Doing Theology – February 2018 “Tabletalk”

TT-Feb-2018The February 2018 Tabletalk is out, with this month’s issue being devoted to a favorite subject of its founder, Dr. R. C. Sproul. That subject is “Doing Theology,” and Sproul is referenced often in this issue, in particular, his book Everyone’s a Theologian.

Editor Burk Parsons introduces the issue  and its theme with his article “Doers, Not Hearers Only.” This is part of that introduction:

Doing theology means studying Scripture and studying the words of our faithful forefathers who faithfully studied Scripture. It means studying the historic creeds and confessions of the church, which serve as helpful summaries and explanations of what Scripture teaches. It means studying not only books on systematic theology but also biblical commentaries, as well as books on hermeneutics (the method of interpreting Scripture), church history, historical theology, and even Christian living (how to apply theology in all of life), for theology rightly understood is theology rightly applied in life. It also means studying theology as we sit under the ministry of the Word in our local churches, week in and week out, through worship, song, and the sacraments. For when we study theology, we are studying God, that we might rightly know, love, worship, and proclaim the triune God of Scripture, not the god of our own making.

The first featured article on the theme of the issue is “How Not to Do Theology” by associate editor Robert Rothwell. In the course of his article he distinguishes between solo Scriptura and sola Scriptura (notice the single vowel difference in the two solas):

To fail to recognize that we are actually doing theology all the time and especially when reading the Bible is one aspect of what it means to practice solo Scriptura. In essence, we may define solo Scriptura as the belief that we do not need the assistance of the church, the creeds, and teachers throughout history in order to rightly understand the Bible. The practitioner of solo Scriptura thinks that he is not bringing any preconceived notions to his study of the Bible. He believes that simply studying the Word of God on his own is sufficient to guide him into all truth.

Sola Scriptura, on the other hand, says that while the Bible is the only infallible authority for the church, believers actually need the help of subordinate, fallible authorities to understand divine revelation rightly. Creeds, theologians from the present and past, and one’s local church all provide useful guidance in understanding the Word of God. They provide a way for us to measure the accuracy of our private interpretations of Scripture. Christ has promised to be with His church and to guide His corporate people in the understanding of His truth (Matt. 28:20; Eph. 4:11–13). Among other things, that means that He does not speak in a code that only a few can understand, and He does not grant insight to us as individuals that He fails to give to other people. If we think we have discovered something new in Scripture, it is probably not true, and it is probably not a new error either.

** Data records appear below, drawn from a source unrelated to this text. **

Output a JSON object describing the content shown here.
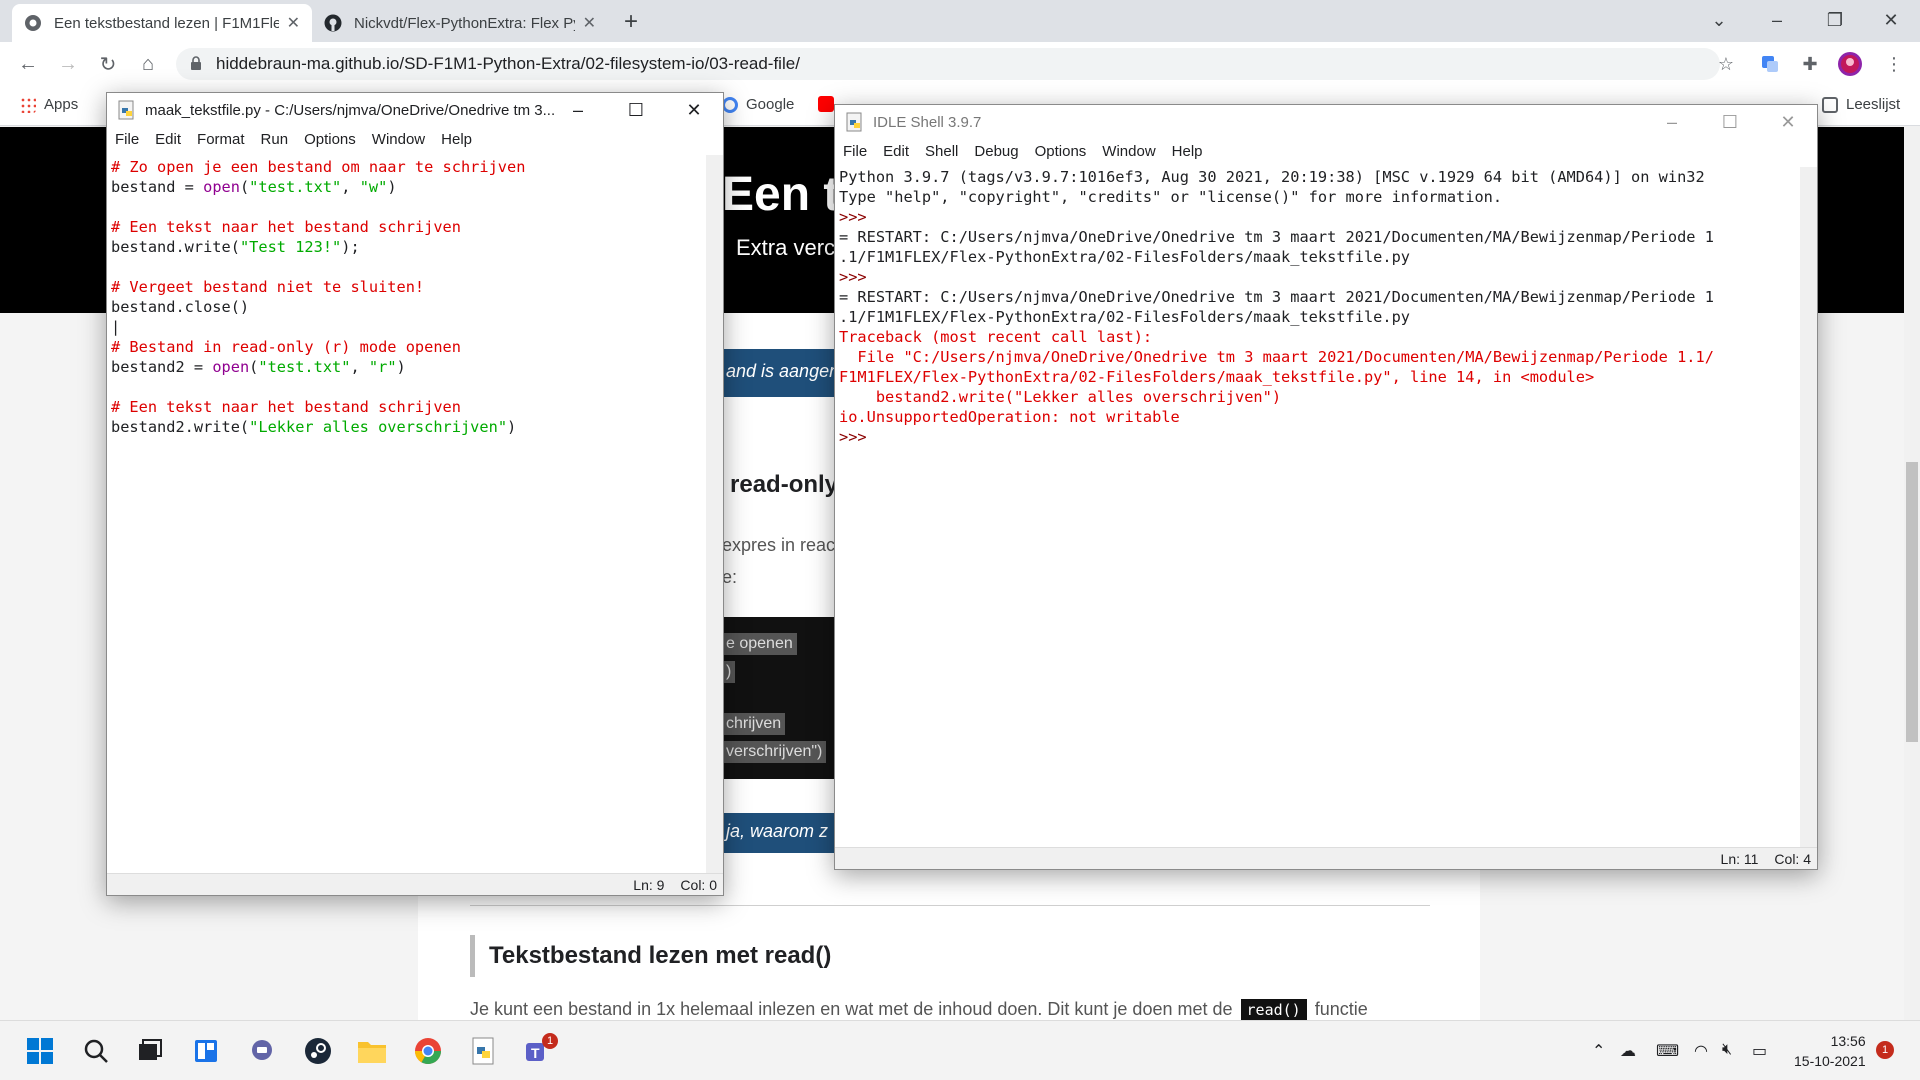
{
  "browser": {
    "tabs": [
      {
        "title": "Een tekstbestand lezen | F1M1Fle",
        "close": "✕"
      },
      {
        "title": "Nickvdt/Flex-PythonExtra: Flex Py",
        "close": "✕"
      }
    ],
    "new_tab": "+",
    "url": "hiddebraun-ma.github.io/SD-F1M1-Python-Extra/02-filesystem-io/03-read-file/",
    "bookmarks": {
      "apps": "Apps",
      "google": "Google",
      "reading_list": "Leeslijst"
    }
  },
  "page": {
    "hero_title": "Een t",
    "hero_subtitle": "Extra verc",
    "banner1": "and is aangen",
    "heading_readonly": "read-only",
    "para_expres": "expres in reac",
    "para_colon": "e:",
    "code_lines": [
      "e openen",
      ")",
      "chrijven",
      "verschrijven\")"
    ],
    "banner2": "ja, waarom z",
    "heading_read": "Tekstbestand lezen met read()",
    "para_read_before": "Je kunt een bestand in 1x helemaal inlezen en wat met de inhoud doen. Dit kunt je doen met de",
    "para_read_code": "read()",
    "para_read_after": "functie"
  },
  "editor": {
    "title": "maak_tekstfile.py - C:/Users/njmva/OneDrive/Onedrive tm 3...",
    "menu": [
      "File",
      "Edit",
      "Format",
      "Run",
      "Options",
      "Window",
      "Help"
    ],
    "code": [
      {
        "parts": [
          {
            "t": "# Zo open je een bestand om naar te schrijven",
            "c": "cmt"
          }
        ]
      },
      {
        "parts": [
          {
            "t": "bestand = ",
            "c": ""
          },
          {
            "t": "open",
            "c": "bi"
          },
          {
            "t": "(",
            "c": ""
          },
          {
            "t": "\"test.txt\"",
            "c": "str"
          },
          {
            "t": ", ",
            "c": ""
          },
          {
            "t": "\"w\"",
            "c": "str"
          },
          {
            "t": ")",
            "c": ""
          }
        ]
      },
      {
        "parts": [
          {
            "t": "",
            "c": ""
          }
        ]
      },
      {
        "parts": [
          {
            "t": "# Een tekst naar het bestand schrijven",
            "c": "cmt"
          }
        ]
      },
      {
        "parts": [
          {
            "t": "bestand.write(",
            "c": ""
          },
          {
            "t": "\"Test 123!\"",
            "c": "str"
          },
          {
            "t": ");",
            "c": ""
          }
        ]
      },
      {
        "parts": [
          {
            "t": "",
            "c": ""
          }
        ]
      },
      {
        "parts": [
          {
            "t": "# Vergeet bestand niet te sluiten!",
            "c": "cmt"
          }
        ]
      },
      {
        "parts": [
          {
            "t": "bestand.close()",
            "c": ""
          }
        ]
      },
      {
        "parts": [
          {
            "t": "|",
            "c": ""
          }
        ]
      },
      {
        "parts": [
          {
            "t": "# Bestand in read-only (r) mode openen",
            "c": "cmt"
          }
        ]
      },
      {
        "parts": [
          {
            "t": "bestand2 = ",
            "c": ""
          },
          {
            "t": "open",
            "c": "bi"
          },
          {
            "t": "(",
            "c": ""
          },
          {
            "t": "\"test.txt\"",
            "c": "str"
          },
          {
            "t": ", ",
            "c": ""
          },
          {
            "t": "\"r\"",
            "c": "str"
          },
          {
            "t": ")",
            "c": ""
          }
        ]
      },
      {
        "parts": [
          {
            "t": "",
            "c": ""
          }
        ]
      },
      {
        "parts": [
          {
            "t": "# Een tekst naar het bestand schrijven",
            "c": "cmt"
          }
        ]
      },
      {
        "parts": [
          {
            "t": "bestand2.write(",
            "c": ""
          },
          {
            "t": "\"Lekker alles overschrijven\"",
            "c": "str"
          },
          {
            "t": ")",
            "c": ""
          }
        ]
      }
    ],
    "status_ln": "Ln: 9",
    "status_col": "Col: 0"
  },
  "shell": {
    "title": "IDLE Shell 3.9.7",
    "menu": [
      "File",
      "Edit",
      "Shell",
      "Debug",
      "Options",
      "Window",
      "Help"
    ],
    "lines": [
      {
        "t": "Python 3.9.7 (tags/v3.9.7:1016ef3, Aug 30 2021, 20:19:38) [MSC v.1929 64 bit (AMD64)] on win32",
        "c": ""
      },
      {
        "t": "Type \"help\", \"copyright\", \"credits\" or \"license()\" for more information.",
        "c": ""
      },
      {
        "t": ">>>",
        "c": "prm"
      },
      {
        "t": "= RESTART: C:/Users/njmva/OneDrive/Onedrive tm 3 maart 2021/Documenten/MA/Bewijzenmap/Periode 1",
        "c": ""
      },
      {
        "t": ".1/F1M1FLEX/Flex-PythonExtra/02-FilesFolders/maak_tekstfile.py",
        "c": ""
      },
      {
        "t": ">>>",
        "c": "prm"
      },
      {
        "t": "= RESTART: C:/Users/njmva/OneDrive/Onedrive tm 3 maart 2021/Documenten/MA/Bewijzenmap/Periode 1",
        "c": ""
      },
      {
        "t": ".1/F1M1FLEX/Flex-PythonExtra/02-FilesFolders/maak_tekstfile.py",
        "c": ""
      },
      {
        "t": "Traceback (most recent call last):",
        "c": "err"
      },
      {
        "t": "  File \"C:/Users/njmva/OneDrive/Onedrive tm 3 maart 2021/Documenten/MA/Bewijzenmap/Periode 1.1/",
        "c": "err"
      },
      {
        "t": "F1M1FLEX/Flex-PythonExtra/02-FilesFolders/maak_tekstfile.py\", line 14, in <module>",
        "c": "err"
      },
      {
        "t": "    bestand2.write(\"Lekker alles overschrijven\")",
        "c": "err"
      },
      {
        "t": "io.UnsupportedOperation: not writable",
        "c": "err"
      },
      {
        "t": ">>>",
        "c": "prm"
      }
    ],
    "status_ln": "Ln: 11",
    "status_col": "Col: 4"
  },
  "taskbar": {
    "time": "13:56",
    "date": "15-10-2021",
    "teams_badge": "1",
    "notif_badge": "1"
  }
}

As Protestants, we have to think carefully about the right of private interpretation and how we as individuals relate to the wisdom of the church. The story of the Reformation is sometimes told as a story of rugged individualism, of individuals who came to independent conclusions and who resisted error because they had the courage to stand for the truth when no one else would. Certainly, many of the Reformers reached points at which they felt as if no one was standing with them, but they also recognized that they were, in fact, not really teaching anything new. Martin Luther advocated for justification by faith alone and for Scripture as our only infallible authority, but others came to the same conclusions as he did independent of his work even though Luther’s personality shaped the Reformation decisively. And Luther and others came to these conclusions by recognizing that the final authority of Scripture does not mean other subordinate authorities have nothing to teach us. In fact, one of their criticisms of the Roman Catholic Church was that it is not catholic—universal—or ancient enough. The Reformers appealed to the church fathers, medieval theologians, and earlier creeds to show that it was the papacy that had struck out on its own, not the Reformers.

So are you a theologian? Indeed you (we) are! The question is, What kind of theologian are you and am I? Are we theologians whose foundation is the holy Scriptures, God’s only source of authoritative and infallible teaching? And are we theologians in the context of a church that holds to this inspired and infallible authority?

Of course, we also “do theology” in accordance with the historic creeds of Christ’s church. There’s an article on that too in this issue! So, we will also consider that aspect of our theology later this month.

For now, let’s get busy with our theology by reading and studying God’s holy Word!